Vista Redux

I wasn't expecting to be running Vista this soon.  Last Wednesday I was coming back from a trip and decided I had had enough with the way my current system was running.  I've had this system for 15 months -- the longest I've ever had a ThinkPad since joining this organization.  Over those past months, it's developed its own little quirks and random errors.  Some were partially my fault.  I should have never tried to update our security software from version 7 to version 8.  In doing so, I completely destroyed my install of our password manager and despite uninstalling and reinstalling it, it seemed to always find my old settings.  (Those problems prompted me to ask our security team for a "scorched-earth, nuclear-bomb” uninstall routine for our security software.) Now I had to choose my machine.  I couldn’t find a T61 model that I liked, so in a move that surprised even me, I decided to make my old machine my new machine.  I had a copy of a Vista license, so I obtained a copy of our recovery CDs for my T60 (2007-64U) and plunged in.  In getting my old documents off and preparing for the install I realized that I was only running 1GB of single channel memory, so I took my own advice and upgraded to 2GB.  I didn't want to be completely stupid about the whole process so I made a complete Rescue & Recovery backup to DVDs first.  That way if it went horribly wrong, I’d be up again without too much trouble.

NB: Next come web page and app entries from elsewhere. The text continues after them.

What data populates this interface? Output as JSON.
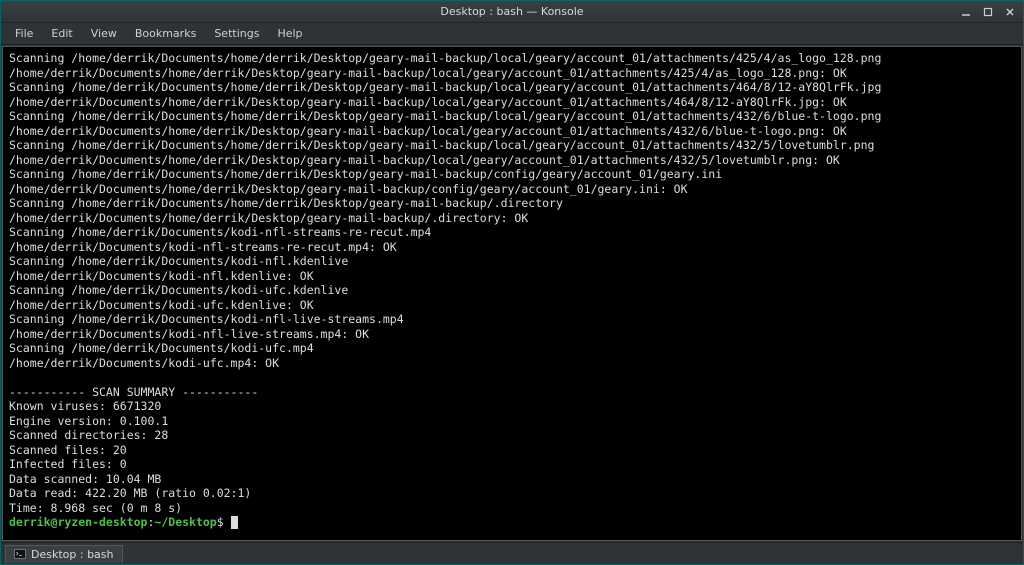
{
  "window": {
    "title": "Desktop : bash — Konsole"
  },
  "menubar": {
    "items": [
      "File",
      "Edit",
      "View",
      "Bookmarks",
      "Settings",
      "Help"
    ]
  },
  "tab": {
    "label": "Desktop : bash"
  },
  "terminal": {
    "lines": [
      "Scanning /home/derrik/Documents/home/derrik/Desktop/geary-mail-backup/local/geary/account_01/attachments/425/4/as_logo_128.png",
      "/home/derrik/Documents/home/derrik/Desktop/geary-mail-backup/local/geary/account_01/attachments/425/4/as_logo_128.png: OK",
      "Scanning /home/derrik/Documents/home/derrik/Desktop/geary-mail-backup/local/geary/account_01/attachments/464/8/12-aY8QlrFk.jpg",
      "/home/derrik/Documents/home/derrik/Desktop/geary-mail-backup/local/geary/account_01/attachments/464/8/12-aY8QlrFk.jpg: OK",
      "Scanning /home/derrik/Documents/home/derrik/Desktop/geary-mail-backup/local/geary/account_01/attachments/432/6/blue-t-logo.png",
      "/home/derrik/Documents/home/derrik/Desktop/geary-mail-backup/local/geary/account_01/attachments/432/6/blue-t-logo.png: OK",
      "Scanning /home/derrik/Documents/home/derrik/Desktop/geary-mail-backup/local/geary/account_01/attachments/432/5/lovetumblr.png",
      "/home/derrik/Documents/home/derrik/Desktop/geary-mail-backup/local/geary/account_01/attachments/432/5/lovetumblr.png: OK",
      "Scanning /home/derrik/Documents/home/derrik/Desktop/geary-mail-backup/config/geary/account_01/geary.ini",
      "/home/derrik/Documents/home/derrik/Desktop/geary-mail-backup/config/geary/account_01/geary.ini: OK",
      "Scanning /home/derrik/Documents/home/derrik/Desktop/geary-mail-backup/.directory",
      "/home/derrik/Documents/home/derrik/Desktop/geary-mail-backup/.directory: OK",
      "Scanning /home/derrik/Documents/kodi-nfl-streams-re-recut.mp4",
      "/home/derrik/Documents/kodi-nfl-streams-re-recut.mp4: OK",
      "Scanning /home/derrik/Documents/kodi-nfl.kdenlive",
      "/home/derrik/Documents/kodi-nfl.kdenlive: OK",
      "Scanning /home/derrik/Documents/kodi-ufc.kdenlive",
      "/home/derrik/Documents/kodi-ufc.kdenlive: OK",
      "Scanning /home/derrik/Documents/kodi-nfl-live-streams.mp4",
      "/home/derrik/Documents/kodi-nfl-live-streams.mp4: OK",
      "Scanning /home/derrik/Documents/kodi-ufc.mp4",
      "/home/derrik/Documents/kodi-ufc.mp4: OK",
      "",
      "----------- SCAN SUMMARY -----------",
      "Known viruses: 6671320",
      "Engine version: 0.100.1",
      "Scanned directories: 28",
      "Scanned files: 20",
      "Infected files: 0",
      "Data scanned: 10.04 MB",
      "Data read: 422.20 MB (ratio 0.02:1)",
      "Time: 8.968 sec (0 m 8 s)"
    ],
    "prompt": {
      "user": "derrik@ryzen-desktop",
      "sep": ":",
      "path": "~/Desktop",
      "symbol": "$"
    }
  }
}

The install took much longer than I expected it would -- nowhere near the 30 minutes I had heard from others.  The base code and drivers copied from our DVDs quickly enough, but it took 3.5 agonizing hours with multiple reboots before I finally had a system that was up and running. I stared installing software.  First, our email client -- Lotus Notes.  Notes is a TERRIBLE TERRIBLE email program to try and move from one system to another, but since I had had experience doing it before, I was able to wrestle it into place.  Next came our official company virus -- a.k.a. our instant messaging client.  Since I was going to take a complete productivity hit anyway, I went ahead and installed Office 2007.  One by one I kept adding applications and slowly got everything loaded.  I rebooted and finally decided to start trying to work. My first snag was that my wireless would not function.  I could see access point names, but it just simply wouldn't connect.  I did some reading in the various forums and decided that my Intel a/b/g card was to blame.  First I tried updating to a new driver from Intel's website, but that didn't work.  I then swapped it out with an Atheros based card from another machine.  After a reboot, everything worked perfectly.  In addition to having a working connection, I was getting consistently stronger signals as well as faster wireless profile switching.  I should have swapped it out a long time ago. There are a few things that still perplex me.  To call the new Vista control panel daunting is an understatement, and I miss being able to right click the desktop to change my display and power settings.  Another mind boggling thing –- I have a 100GB drive in this system, but now with less 10GB free!!  There are about 20GB of video recordings that I keep to watch when I'm on the road.  I have also done a Rescue and Recovery backup.  Even accounting for the space that those take up, I can't seem to figure out where all of my disk space went.  I've even gone so far as to put System Restore on a diet and it still doesn't help much. My other quibbles have to do specifically with some of our ThinkVantage utilities.  When I initially started using Vista, Presentation Director worked flawlessly.  That did not last.  I was embarrassed the other day when presenting in front of a country sales team and it wouldn't switch resolutions at all.  It gives me a cryptic error and then reverts to my normal display settings.  The only thing I can think of is that Vista Mobility Center and our Presentation Director are fighting with each other.  Vista seems to be winning, but it is a Pyrrhic victory at best. Access Connections and Vista seem to fight from time to time, but I've largely been able to work around those issues with a reboot when necessary.  The old adage of "If it doesn't work right, reboot" still applies. I HATE that Windows is constantly accessing my hard disk drive.  The system is responsive enough, but seeing that blinking light is driving me crazy.  To help with this, I turned both Super Fetch and indexing off.  I may be sacrificing some performance and functionality, but I don't care.  I just want to work. Oh, and I've lost one hour of battery life per charge. The question that really needs to be answered is whether moving to Vista has made me more productive.  If we exclude setup and install time, my answer (for now at least), is no.  I’m able to get most of my work done, but I find myself waiting for the operating system too much.  I spend time searching for features that are in different places than they were located in XP. If you ask the question another way, “Since you’ve got an escape route back to XP, are you going back?”  No, I’m not.  Vista itself hasn’t made me more productive, but there is a lot to like about this operating system.  I just don’t consider it a compelling upgrade.  On the other hand, I LOVE Office 2007.  Upgrade as fast as you can.  It works great, even accounting for the learning curve of the new interface.